### What you should do:
Search the entries for the word "menu". Copy every line where it turns up.

Data about app and page elements
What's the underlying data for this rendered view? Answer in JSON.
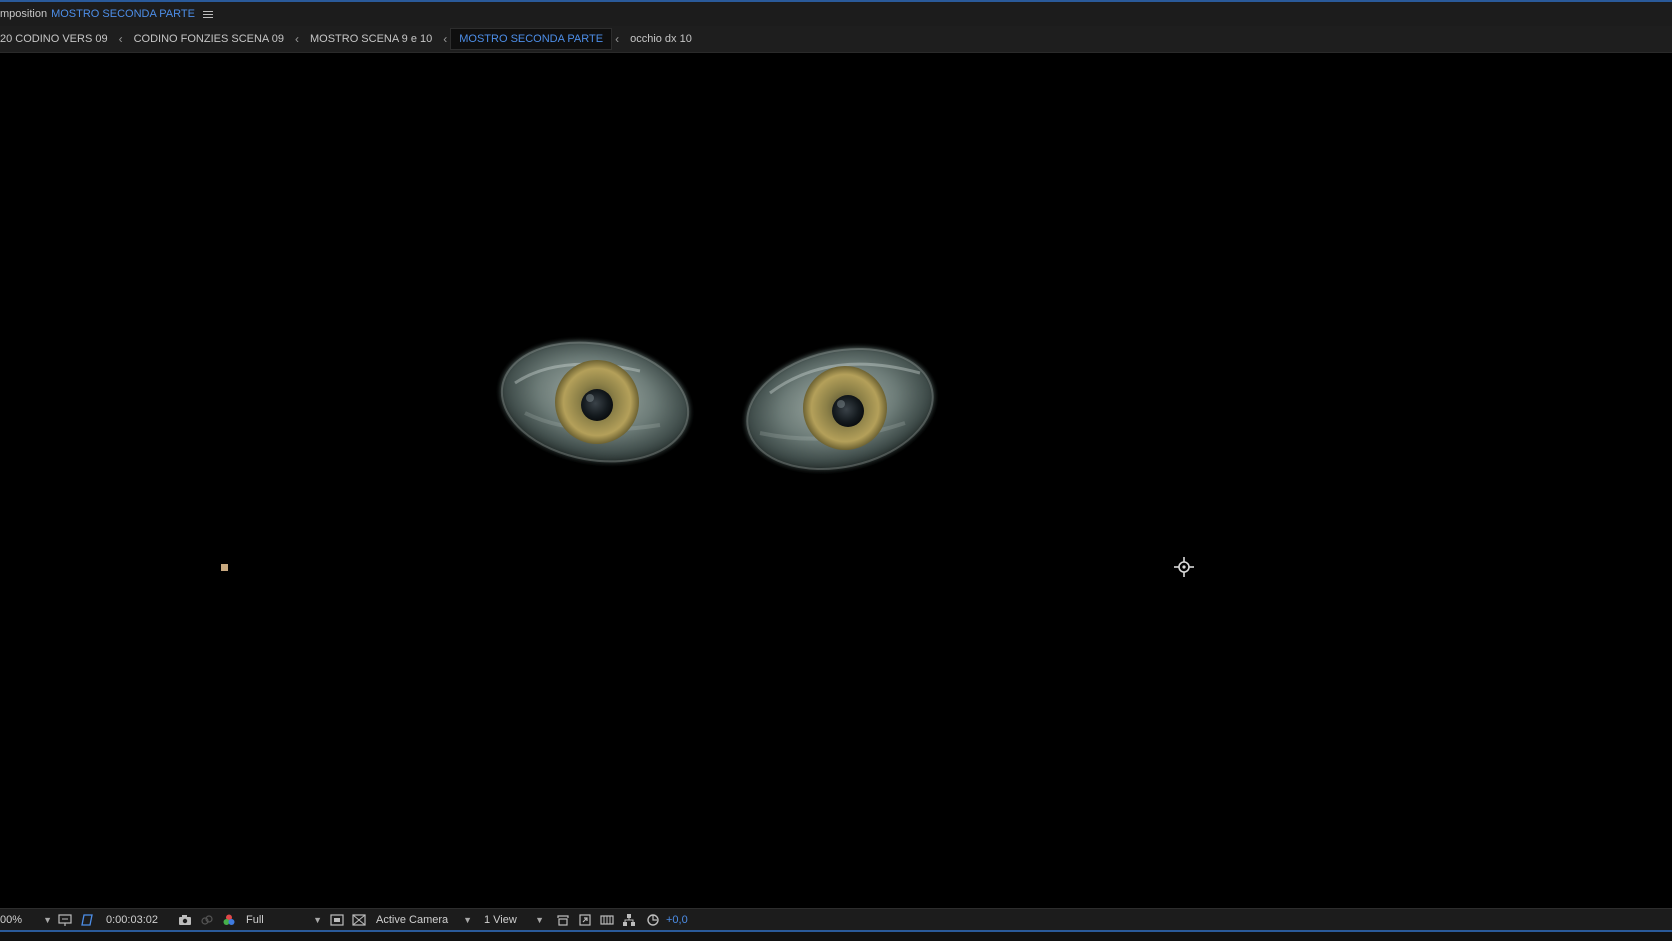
{
  "panel": {
    "title_prefix": "mposition",
    "composition_name": "MOSTRO SECONDA PARTE",
    "menu_icon": "hamburger-menu-icon"
  },
  "breadcrumb": {
    "items": [
      {
        "label": "20 CODINO VERS 09",
        "active": false
      },
      {
        "label": "CODINO FONZIES SCENA 09",
        "active": false
      },
      {
        "label": "MOSTRO SCENA 9 e 10",
        "active": false
      },
      {
        "label": "MOSTRO SECONDA PARTE",
        "active": true
      },
      {
        "label": "occhio dx 10",
        "active": false
      }
    ],
    "separator": "‹"
  },
  "colors": {
    "accent_blue": "#4d8ee8",
    "panel_bg": "#1c1c1c",
    "viewer_bg": "#000000",
    "anchor_point": "#c8a980"
  },
  "viewer": {
    "content": "two-eyes",
    "target_icon": "3d-target-icon"
  },
  "toolbar": {
    "zoom": "00%",
    "timecode": "0:00:03:02",
    "resolution": "Full",
    "camera": "Active Camera",
    "view_layout": "1 View",
    "exposure": "+0,0",
    "icons": {
      "fit": "region-of-interest-icon",
      "transparency": "transparency-grid-icon",
      "snapshot": "camera-snapshot-icon",
      "show_snapshot": "show-snapshot-icon",
      "color": "channels-color-icon",
      "fast_preview": "fast-previews-icon",
      "grid": "toggle-grid-icon",
      "draft3d": "draft-3d-icon",
      "timeline": "timeline-icon",
      "flowchart": "flowchart-icon",
      "reset_exposure": "reset-exposure-icon"
    }
  }
}
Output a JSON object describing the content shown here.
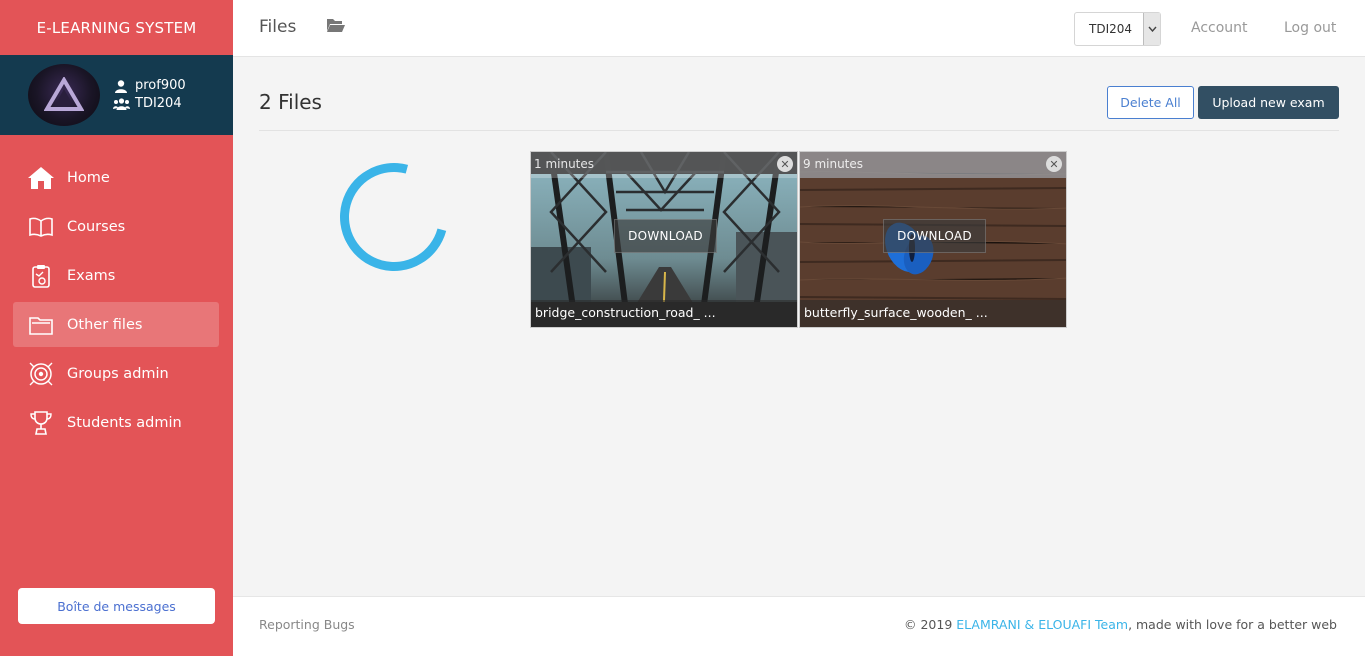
{
  "brand": "E-LEARNING SYSTEM",
  "profile": {
    "username": "prof900",
    "group": "TDI204"
  },
  "nav": [
    {
      "label": "Home",
      "icon": "home-icon"
    },
    {
      "label": "Courses",
      "icon": "book-icon"
    },
    {
      "label": "Exams",
      "icon": "exam-clipboard-icon"
    },
    {
      "label": "Other files",
      "icon": "folder-icon",
      "active": true
    },
    {
      "label": "Groups admin",
      "icon": "target-icon"
    },
    {
      "label": "Students admin",
      "icon": "trophy-icon"
    }
  ],
  "message_button": "Boîte de messages",
  "header": {
    "title": "Files",
    "group_select": "TDI204",
    "account": "Account",
    "logout": "Log out"
  },
  "page": {
    "heading": "2 Files",
    "delete_all": "Delete All",
    "upload": "Upload new exam"
  },
  "files": [
    {
      "time": "1 minutes",
      "download": "DOWNLOAD",
      "name": "bridge_construction_road_ ..."
    },
    {
      "time": "9 minutes",
      "download": "DOWNLOAD",
      "name": "butterfly_surface_wooden_ ..."
    }
  ],
  "footer": {
    "bugs": "Reporting Bugs",
    "copy_prefix": "© 2019 ",
    "team": "ELAMRANI & ELOUAFI Team",
    "copy_suffix": ", made with love for a better web"
  },
  "colors": {
    "sidebar": "#e35457",
    "profile_bg": "#143a4f",
    "upload_button": "#324f63",
    "spinner": "#3ab4e8"
  }
}
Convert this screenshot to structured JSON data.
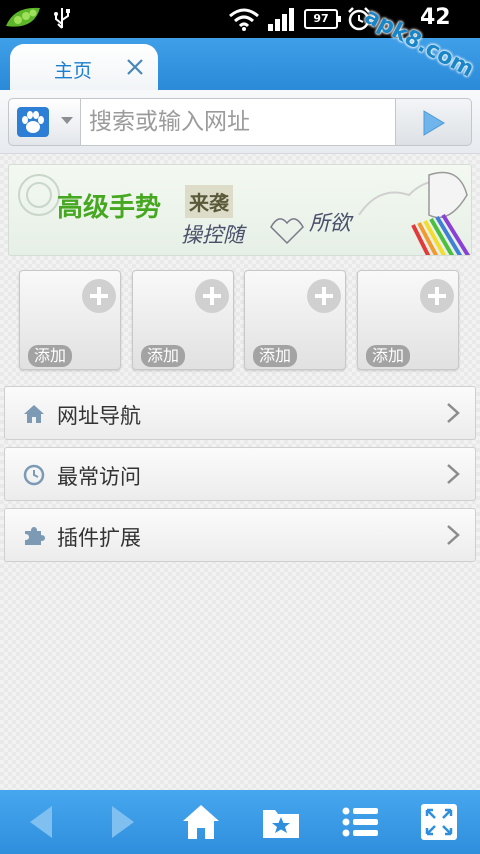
{
  "status_bar": {
    "battery_level": "97",
    "time": "42",
    "watermark": "apk8.com"
  },
  "tab": {
    "label": "主页"
  },
  "search": {
    "placeholder": "搜索或输入网址",
    "engine_icon": "baidu-paw-icon"
  },
  "banner": {
    "title": "高级手势",
    "stamp": "来袭",
    "sub_left": "操控随",
    "sub_right": "所欲"
  },
  "quick_tiles": [
    {
      "label": "添加"
    },
    {
      "label": "添加"
    },
    {
      "label": "添加"
    },
    {
      "label": "添加"
    }
  ],
  "menu": [
    {
      "label": "网址导航",
      "icon": "home-icon"
    },
    {
      "label": "最常访问",
      "icon": "clock-icon"
    },
    {
      "label": "插件扩展",
      "icon": "puzzle-icon"
    }
  ],
  "toolbar": {
    "buttons": [
      "back-icon",
      "forward-icon",
      "home-icon",
      "bookmark-star-icon",
      "menu-list-icon",
      "fullscreen-icon"
    ]
  },
  "colors": {
    "accent": "#2b8ad8",
    "tab_text": "#1a7fcf",
    "banner_green": "#46a821"
  }
}
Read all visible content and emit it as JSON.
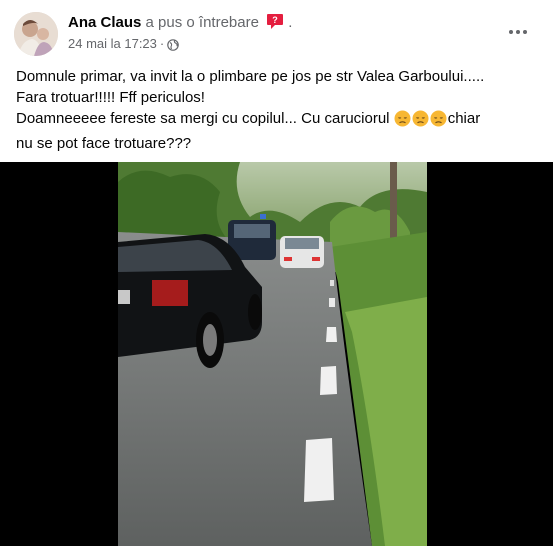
{
  "author": {
    "name": "Ana Claus",
    "action": "a pus o întrebare",
    "trailing": "."
  },
  "meta": {
    "date": "24 mai la 17:23",
    "separator": "·"
  },
  "post": {
    "line1": "Domnule primar, va invit la o plimbare pe jos pe str Valea Garboului.....",
    "line2": "Fara trotuar!!!!! Fff periculos!",
    "line3": "Doamneeeee fereste sa mergi cu copilul... Cu caruciorul",
    "line3_tail": "chiar",
    "line4": "nu se pot face trotuare???",
    "emoji_count": 3
  },
  "icons": {
    "question": "question-badge-icon",
    "audience": "globe-icon",
    "more": "more-options-icon",
    "emoji": "disappointed-face-emoji"
  },
  "colors": {
    "question_badge": "#e41e3f",
    "secondary_text": "#65676b",
    "emoji_yellow": "#f7b733"
  }
}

### Result of this task:
    "menu_icon": "hamburger-menu-icon"
  "menu": [
      "menu-list-icon",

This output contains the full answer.